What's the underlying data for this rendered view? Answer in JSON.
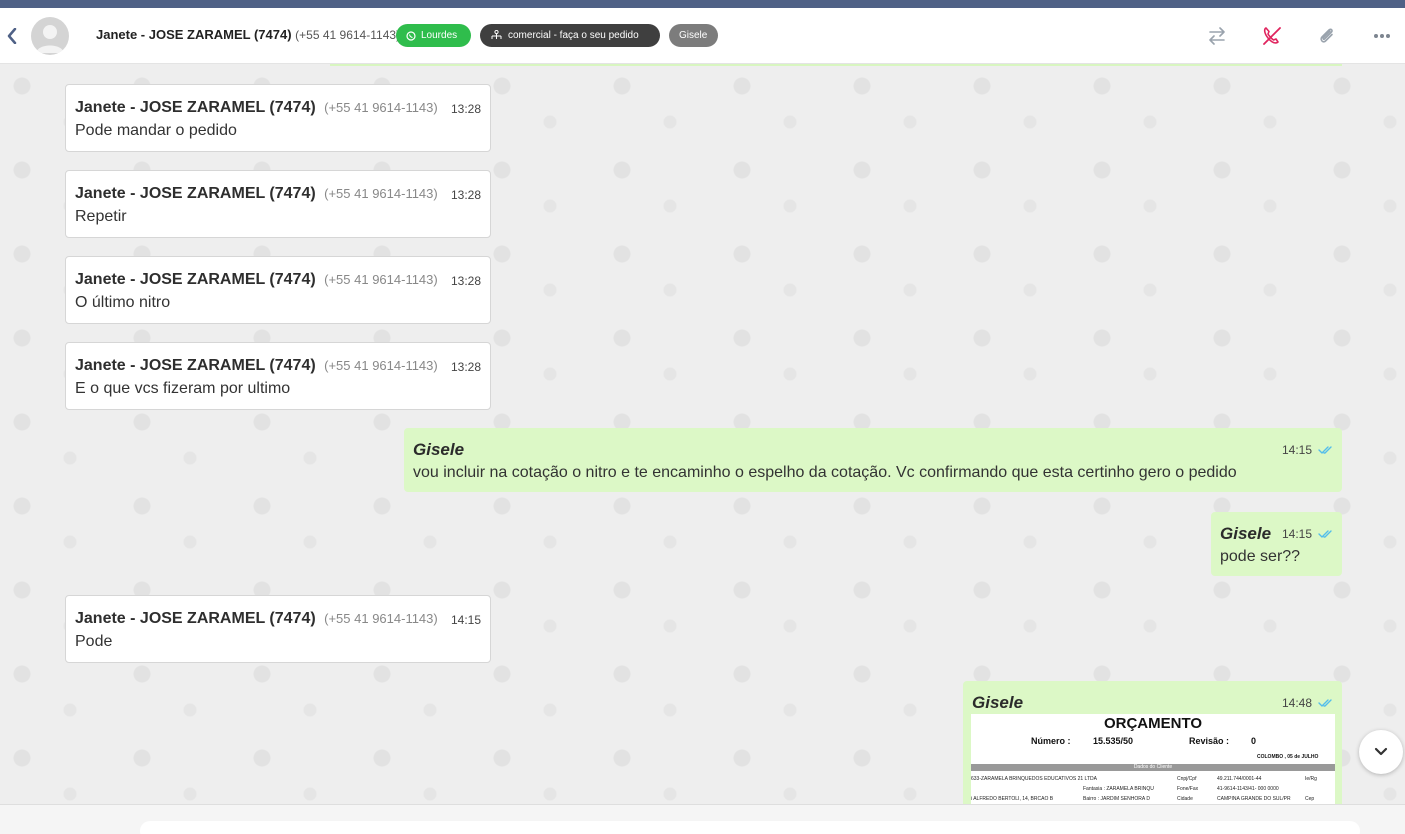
{
  "header": {
    "contact_name": "Janete - JOSE ZARAMEL (7474)",
    "contact_phone": "(+55 41 9614-1143)",
    "tags": {
      "channel": "Lourdes",
      "department": "comercial - faça o seu pedido",
      "agent": "Gisele"
    },
    "icons": [
      "transfer-icon",
      "end-call-icon",
      "attach-icon",
      "more-icon"
    ]
  },
  "messages": [
    {
      "direction": "in",
      "sender": "Janete - JOSE ZARAMEL (7474)",
      "phone": "(+55 41 9614-1143)",
      "time": "13:28",
      "text": "Pode mandar o pedido"
    },
    {
      "direction": "in",
      "sender": "Janete - JOSE ZARAMEL (7474)",
      "phone": "(+55 41 9614-1143)",
      "time": "13:28",
      "text": "Repetir"
    },
    {
      "direction": "in",
      "sender": "Janete - JOSE ZARAMEL (7474)",
      "phone": "(+55 41 9614-1143)",
      "time": "13:28",
      "text": "O último nitro"
    },
    {
      "direction": "in",
      "sender": "Janete - JOSE ZARAMEL (7474)",
      "phone": "(+55 41 9614-1143)",
      "time": "13:28",
      "text": "E o que vcs fizeram por ultimo"
    },
    {
      "direction": "out",
      "sender": "Gisele",
      "time": "14:15",
      "text": "vou incluir na cotação o nitro e te encaminho o espelho da cotação. Vc confirmando que esta certinho gero o pedido"
    },
    {
      "direction": "out",
      "sender": "Gisele",
      "time": "14:15",
      "text": "pode ser??"
    },
    {
      "direction": "in",
      "sender": "Janete - JOSE ZARAMEL (7474)",
      "phone": "(+55 41 9614-1143)",
      "time": "14:15",
      "text": "Pode"
    },
    {
      "direction": "out",
      "sender": "Gisele",
      "time": "14:48",
      "text": ""
    }
  ],
  "document_preview": {
    "title": "ORÇAMENTO",
    "numero_label": "Número :",
    "numero_value": "15.535/50",
    "revisao_label": "Revisão :",
    "revisao_value": "0",
    "location": "COLOMBO      , 05 de JULHO",
    "section": "Dados do Cliente",
    "line1": "633-ZARAMELA BRINQUEDOS EDUCATIVOS 21 LTDA",
    "line1_r1": "Cnpj/Cpf",
    "line1_r2": "49.211.744/0001-44",
    "line1_r3": "Ie/Rg",
    "line2_l": "Fantasia  :  ZARAMELA BRINQU",
    "line2_r1": "Fone/Fax",
    "line2_r2": "41-9614-1143/41- 000 0000",
    "line3": "i ALFREDO BERTOLI, 14, BRCAO B",
    "line3_m": "Bairro  :  JARDIM SENHORA D",
    "line3_r1": "Cidade",
    "line3_r2": "CAMPINA GRANDE DO SUL/PR",
    "line3_r3": "Cep"
  },
  "colors": {
    "outgoing_bubble": "#dcf8c6",
    "incoming_bubble": "#ffffff",
    "whatsapp_tag": "#2fbd4c",
    "department_tag": "#3f3f3f",
    "agent_tag": "#7c7c7c",
    "read_ticks": "#53bdeb",
    "end_call": "#e0245e"
  }
}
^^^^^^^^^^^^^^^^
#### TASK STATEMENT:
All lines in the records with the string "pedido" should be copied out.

#### RESPONSE BOX:
      "department": "comercial - faça o seu pedido",
      "text": "Pode mandar o pedido"
      "text": "vou incluir na cotação o nitro e te encaminho o espelho da cotação. Vc confirmando que esta certinho gero o pedido"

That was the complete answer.